Worcester Women's History Project makes announcement
Announces coming event in October
Worcester, Spring 2000
On October 20-22, 2000, The Worcester Women's History Project will celebrate the 150th anniversary of the First National Woman's Rights Convention that was held in Worcester, Massachusetts in 1850. Our three-day celebration, "Women 2000," will include a one-day pre-conference at Holy Cross College for middle and high school teachers, a ninety minute play "Angels and Infidels" based on the original newspaper coverage of the 1850 convention and a contemporary women's issues conference at the Worcester Centrum Centre with keynote speakers and twenty-eight panelists and workshops, entertainment and exhibits. "Angels and Infidels," was commissioned by the Worcester Women's History Project and written by a nationally known playwright, Louisa Burns-Bisogno. A professional cast will perform it.
Some of our keynote speakers include author and former Smith College president Jill Ker Conway, United Farmworkers Union founder Dolores Huerta, Massachusetts Supreme Court Chief Justice Margaret Marshall, author and poet Marge Piercy, filmmaker Mary Mazzio, host of "Greater Boston" Emily Rooney and Grammy award-winning, Sweet Honey in the Rock. Just a few of the many institutions and organizations that will be represented are the Sophia Smith Archives at Smith College, the Schlesinger Library, the Wellesley Centers for Research on Women, the Massachusetts AFL-CIO, the Massachusetts Women's Political Caucus, the Center for Women and Public Policy, the Institute of Women and Gender of Stanford University and the Unitarian Universalist Women's Heritage Society.
The first National Women's Rights Convention was held in Worcester's Brinley Hall and it was organized by radical abolitionists and women's rights advocates. It was unprecedented in its scope. It drew delegates from 11 states and more than 1,000 participants: women and men, African-American and white. It pushed the early women's rights movement into the national and, indeed, international arenas and it is often cited as an inspiration to feminists in England, France and Germany. One of the most significant aspects of the 1850 convention, and one which set it apart from the others, was its controversial stance on human rights which proclaimed "equality before the law, without distinction of sex or color," thus linking the fight for gender equality with the struggle for racial equality.
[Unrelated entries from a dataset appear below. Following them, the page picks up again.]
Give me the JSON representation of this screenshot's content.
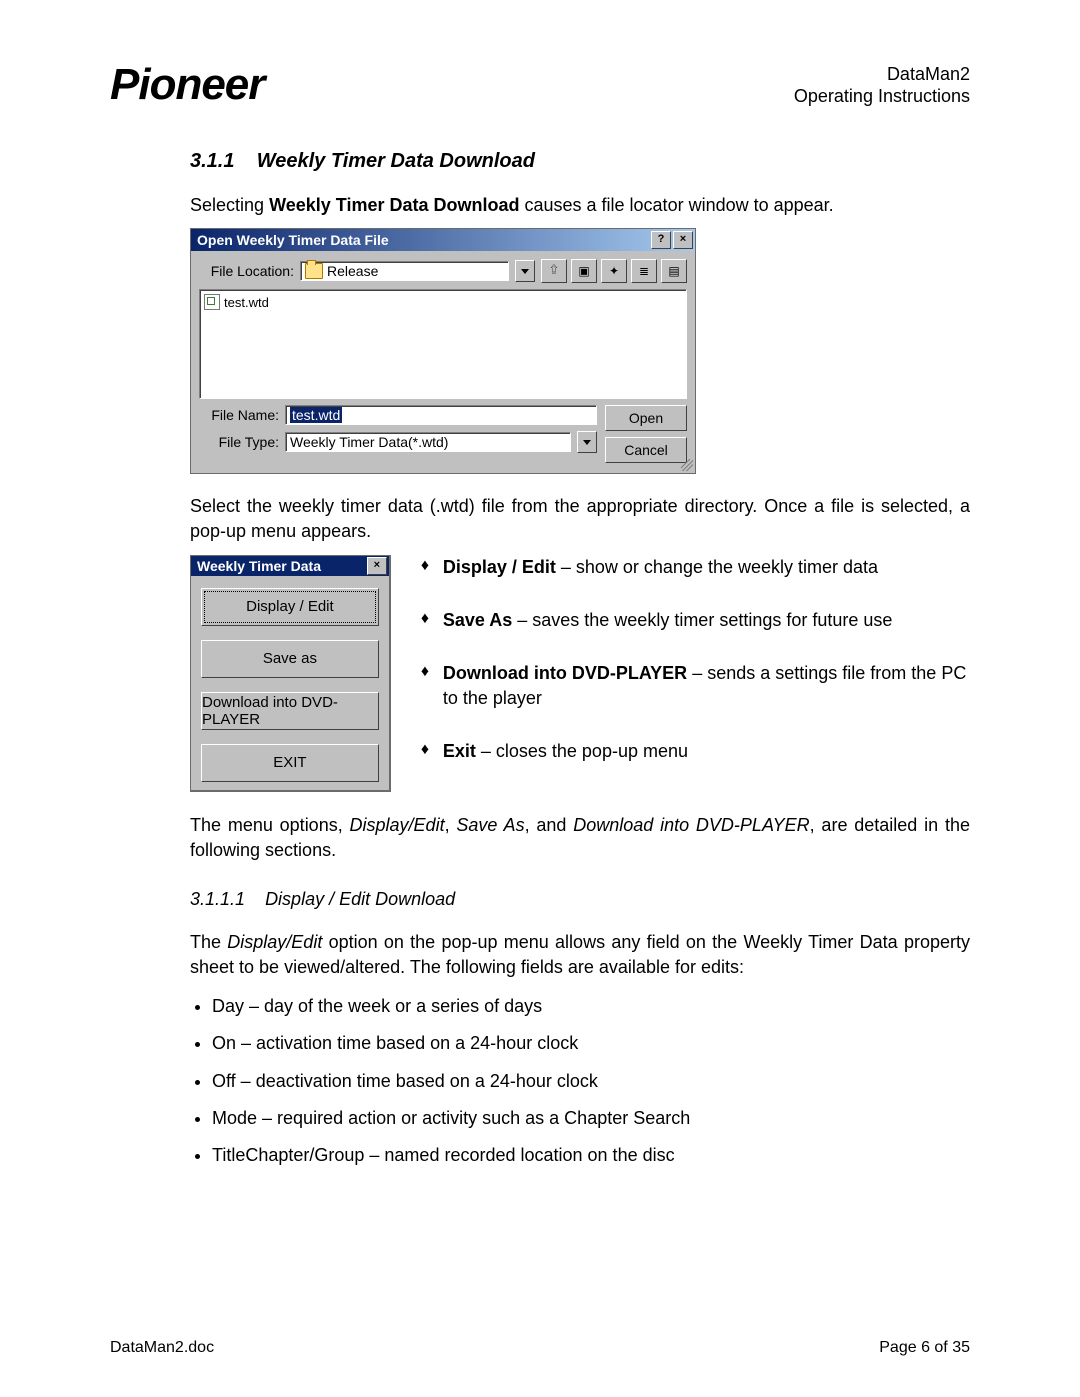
{
  "header": {
    "logo": "Pioneer",
    "title": "DataMan2",
    "subtitle": "Operating Instructions"
  },
  "section": {
    "number": "3.1.1",
    "title": "Weekly Timer Data Download",
    "intro_pre": "Selecting ",
    "intro_bold": "Weekly Timer Data Download",
    "intro_post": " causes a file locator window to appear."
  },
  "file_dialog": {
    "title": "Open Weekly Timer Data File",
    "help_btn": "?",
    "close_btn": "×",
    "location_label": "File Location:",
    "location_value": "Release",
    "file_entry": "test.wtd",
    "filename_label": "File Name:",
    "filename_value": "test.wtd",
    "filetype_label": "File Type:",
    "filetype_value": "Weekly Timer Data(*.wtd)",
    "open_btn": "Open",
    "cancel_btn": "Cancel",
    "toolbar_icons": [
      "up-folder-icon",
      "desktop-icon",
      "new-folder-icon",
      "list-view-icon",
      "details-view-icon"
    ]
  },
  "para2": "Select the weekly timer data (.wtd) file from the appropriate directory. Once a file is selected, a pop-up menu appears.",
  "popup": {
    "title": "Weekly Timer Data",
    "close_btn": "×",
    "buttons": [
      "Display / Edit",
      "Save as",
      "Download into DVD-PLAYER",
      "EXIT"
    ]
  },
  "popup_desc": [
    {
      "bold": "Display / Edit",
      "text": " – show or change the weekly timer data"
    },
    {
      "bold": "Save As",
      "text": " – saves the weekly timer settings for future use"
    },
    {
      "bold": "Download into DVD-PLAYER",
      "text": " – sends a settings file from the PC to the player"
    },
    {
      "bold": "Exit",
      "text": " – closes the pop-up menu"
    }
  ],
  "para3_pre": "The menu options, ",
  "para3_i1": "Display/Edit",
  "para3_m1": ", ",
  "para3_i2": "Save As",
  "para3_m2": ", and ",
  "para3_i3": "Download into DVD-PLAYER",
  "para3_post": ", are detailed in the following sections.",
  "subsection": {
    "number": "3.1.1.1",
    "title": "Display / Edit Download",
    "intro_pre": "The ",
    "intro_i": "Display/Edit",
    "intro_post": " option on the pop-up menu allows any field on the Weekly Timer Data property sheet to be viewed/altered. The following fields are available for edits:",
    "bullets": [
      "Day – day of the week or a series of days",
      "On – activation time based on a 24-hour clock",
      "Off – deactivation time based on a 24-hour clock",
      "Mode – required action or activity such as a Chapter Search",
      "TitleChapter/Group – named recorded location on the disc"
    ]
  },
  "footer": {
    "left": "DataMan2.doc",
    "right": "Page 6 of 35"
  }
}
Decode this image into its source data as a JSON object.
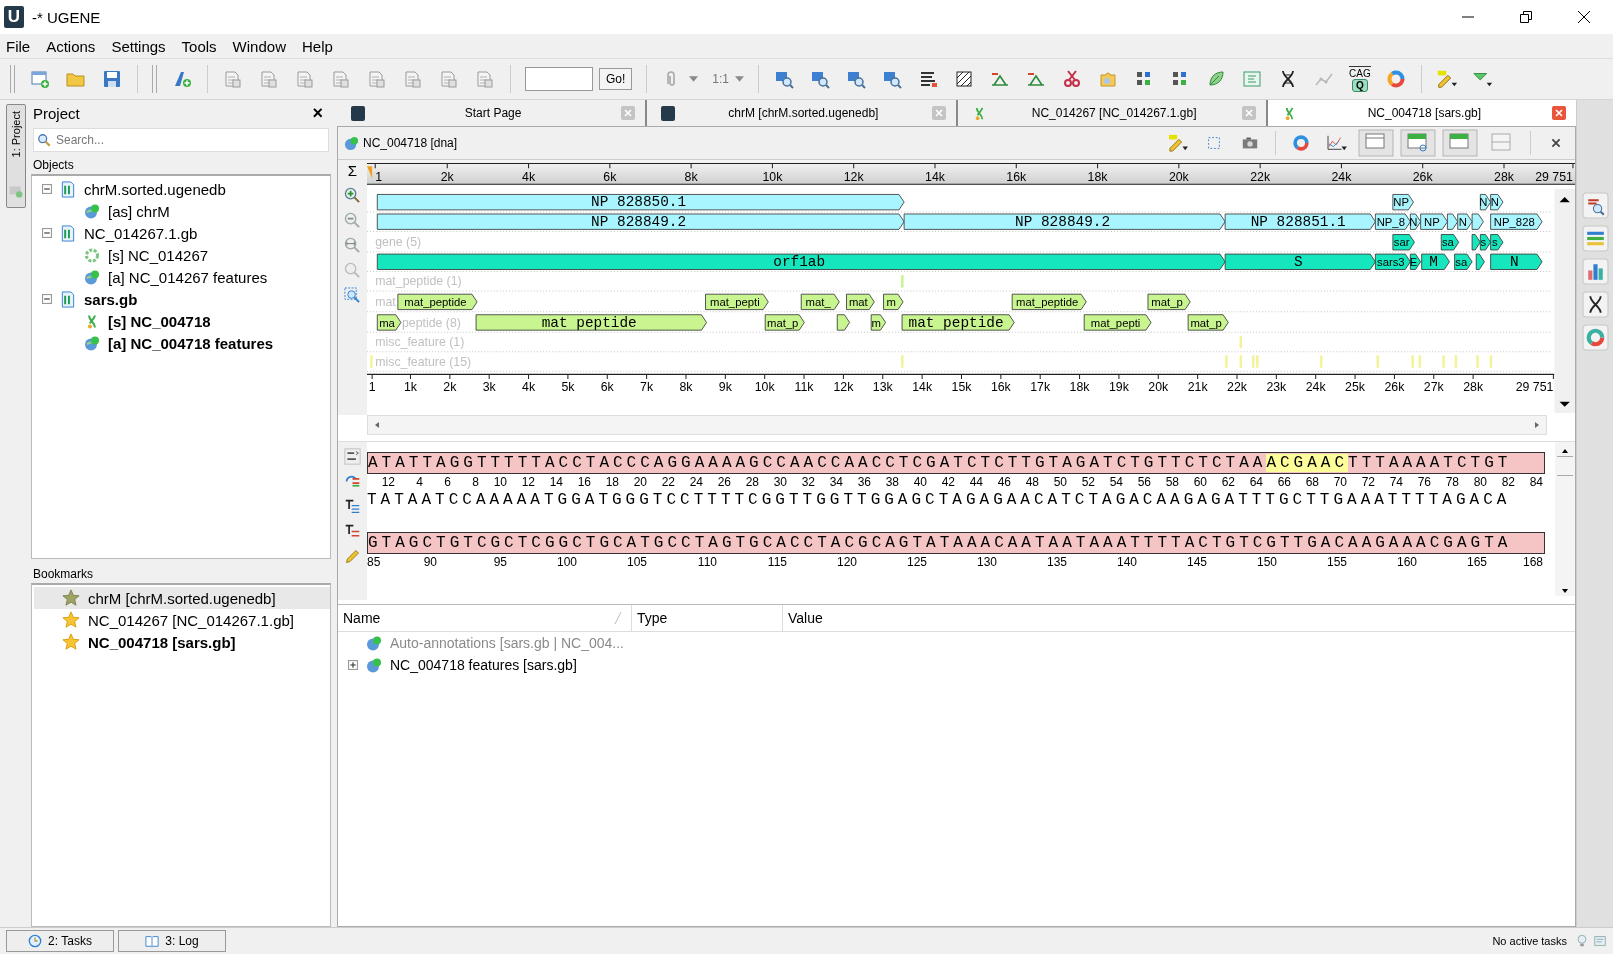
{
  "window": {
    "app_letter": "U",
    "title": "-* UGENE"
  },
  "menu": [
    "File",
    "Actions",
    "Settings",
    "Tools",
    "Window",
    "Help"
  ],
  "toolbar": {
    "go_button": "Go!",
    "zoom_ratio": "1:1",
    "cag_label": "CAG",
    "q_label": "Q"
  },
  "side_tab": "1: Project",
  "project": {
    "title": "Project",
    "close": "×",
    "search_placeholder": "Search...",
    "objects_label": "Objects",
    "tree": [
      {
        "label": "chrM.sorted.ugenedb",
        "kind": "document",
        "active": false,
        "expanded": true,
        "children": [
          {
            "label": "[as] chrM",
            "kind": "annotations",
            "active": false
          }
        ]
      },
      {
        "label": "NC_014267.1.gb",
        "kind": "document",
        "active": false,
        "expanded": true,
        "children": [
          {
            "label": "[s] NC_014267",
            "kind": "circular",
            "active": false
          },
          {
            "label": "[a] NC_014267 features",
            "kind": "annotations",
            "active": false
          }
        ]
      },
      {
        "label": "sars.gb",
        "kind": "document",
        "active": true,
        "expanded": true,
        "children": [
          {
            "label": "[s] NC_004718",
            "kind": "sequence",
            "active": true
          },
          {
            "label": "[a] NC_004718 features",
            "kind": "annotations",
            "active": true
          }
        ]
      }
    ],
    "bookmarks_label": "Bookmarks",
    "bookmarks": [
      {
        "label": "chrM [chrM.sorted.ugenedb]",
        "selected": true,
        "loaded": false,
        "active": false
      },
      {
        "label": "NC_014267 [NC_014267.1.gb]",
        "selected": false,
        "loaded": true,
        "active": false
      },
      {
        "label": "NC_004718 [sars.gb]",
        "selected": false,
        "loaded": true,
        "active": true
      }
    ]
  },
  "tabs": [
    {
      "label": "Start Page",
      "kind": "start",
      "selected": false
    },
    {
      "label": "chrM [chrM.sorted.ugenedb]",
      "kind": "start",
      "selected": false
    },
    {
      "label": "NC_014267 [NC_014267.1.gb]",
      "kind": "sequence",
      "selected": false
    },
    {
      "label": "NC_004718 [sars.gb]",
      "kind": "sequence",
      "selected": true
    }
  ],
  "view": {
    "title": "NC_004718 [dna]",
    "sigma": "Σ",
    "top_ruler": [
      "1",
      "2k",
      "4k",
      "6k",
      "8k",
      "10k",
      "12k",
      "14k",
      "16k",
      "18k",
      "20k",
      "22k",
      "24k",
      "26k",
      "28k",
      "29 751"
    ],
    "tracks": [
      {
        "kind": "cds",
        "features": [
          "NP 828850.1",
          "NP",
          "N",
          "N"
        ]
      },
      {
        "kind": "cds",
        "features": [
          "NP 828849.2",
          "NP 828849.2",
          "NP 828851.1",
          "NP_8",
          "N",
          "NP",
          "N",
          "NP_828"
        ]
      },
      {
        "kind": "gene",
        "label": "gene (5)",
        "features": [
          "sar",
          "sa",
          "s",
          "s"
        ]
      },
      {
        "kind": "gene",
        "features": [
          "orf1ab",
          "S",
          "sars3",
          "E",
          "M",
          "sa",
          "N"
        ]
      },
      {
        "kind": "mat_peptide",
        "label": "mat_peptide (1)"
      },
      {
        "kind": "mat_peptide",
        "label": "mat",
        "features": [
          "mat_peptide",
          "mat_pepti",
          "mat_",
          "mat",
          "m",
          "mat_peptide",
          "mat_p"
        ]
      },
      {
        "kind": "mat_peptide",
        "label": "peptide (8)",
        "features": [
          "ma",
          "mat peptide",
          "mat_p",
          "m",
          "mat peptide",
          "mat_pepti",
          "mat_p"
        ]
      },
      {
        "kind": "misc_feature",
        "label": "misc_feature (1)"
      },
      {
        "kind": "misc_feature",
        "label": "misc_feature (15)"
      }
    ],
    "bottom_ruler": [
      "1",
      "1k",
      "2k",
      "3k",
      "4k",
      "5k",
      "6k",
      "7k",
      "8k",
      "9k",
      "10k",
      "11k",
      "12k",
      "13k",
      "14k",
      "15k",
      "16k",
      "17k",
      "18k",
      "19k",
      "20k",
      "21k",
      "22k",
      "23k",
      "24k",
      "25k",
      "26k",
      "27k",
      "28k",
      "29 751"
    ]
  },
  "sequence_view": {
    "lines": [
      {
        "strand": [
          {
            "text": "ATATTAGGTTTTTACCTACCCAGGAAAAGCCAACCAACCTCGATCTCTTGTAGATCTGTTCTCTAA",
            "selected": false
          },
          {
            "text": "ACGAAC",
            "selected": true
          },
          {
            "text": "TTTAAAATCTGT",
            "selected": false
          }
        ],
        "ruler": [
          "12",
          "4",
          "6",
          "8",
          "10",
          "12",
          "14",
          "16",
          "18",
          "20",
          "22",
          "24",
          "26",
          "28",
          "30",
          "32",
          "34",
          "36",
          "38",
          "40",
          "42",
          "44",
          "46",
          "48",
          "50",
          "52",
          "54",
          "56",
          "58",
          "60",
          "62",
          "64",
          "66",
          "68",
          "70",
          "72",
          "74",
          "76",
          "78",
          "80",
          "82",
          "84"
        ],
        "complement": "TATAATCCAAAAATGGATGGGTCCTTTTCGGTTGGTTGGAGCTAGAGAACATCTAGACAAGAGATTTGCTTGAAATTTTAGACA"
      },
      {
        "strand": [
          {
            "text": "GTAGCTGTCGCTCGGCTGCATGCCTAGTGCACCTACGCAGTATAAACAATAATAAATTTTACTGTCGTTGACAAGAAACGAGTA",
            "selected": false
          }
        ],
        "ruler": [
          "85",
          "90",
          "95",
          "100",
          "105",
          "110",
          "115",
          "120",
          "125",
          "130",
          "135",
          "140",
          "145",
          "150",
          "155",
          "160",
          "165",
          "168"
        ]
      }
    ]
  },
  "table": {
    "columns": [
      "Name",
      "Type",
      "Value"
    ],
    "rows": [
      {
        "label": "Auto-annotations [sars.gb | NC_004...",
        "disabled": true,
        "expandable": false
      },
      {
        "label": "NC_004718 features [sars.gb]",
        "disabled": false,
        "expandable": true
      }
    ]
  },
  "status": {
    "tasks_button": "2: Tasks",
    "log_button": "3: Log",
    "message": "No active tasks"
  }
}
For more information regarding registration for Women 2000, please contact Jessie Rodrique, Project Coordinator.
Worcester Women's History Project
One Salem Square
Worcester, MA 01608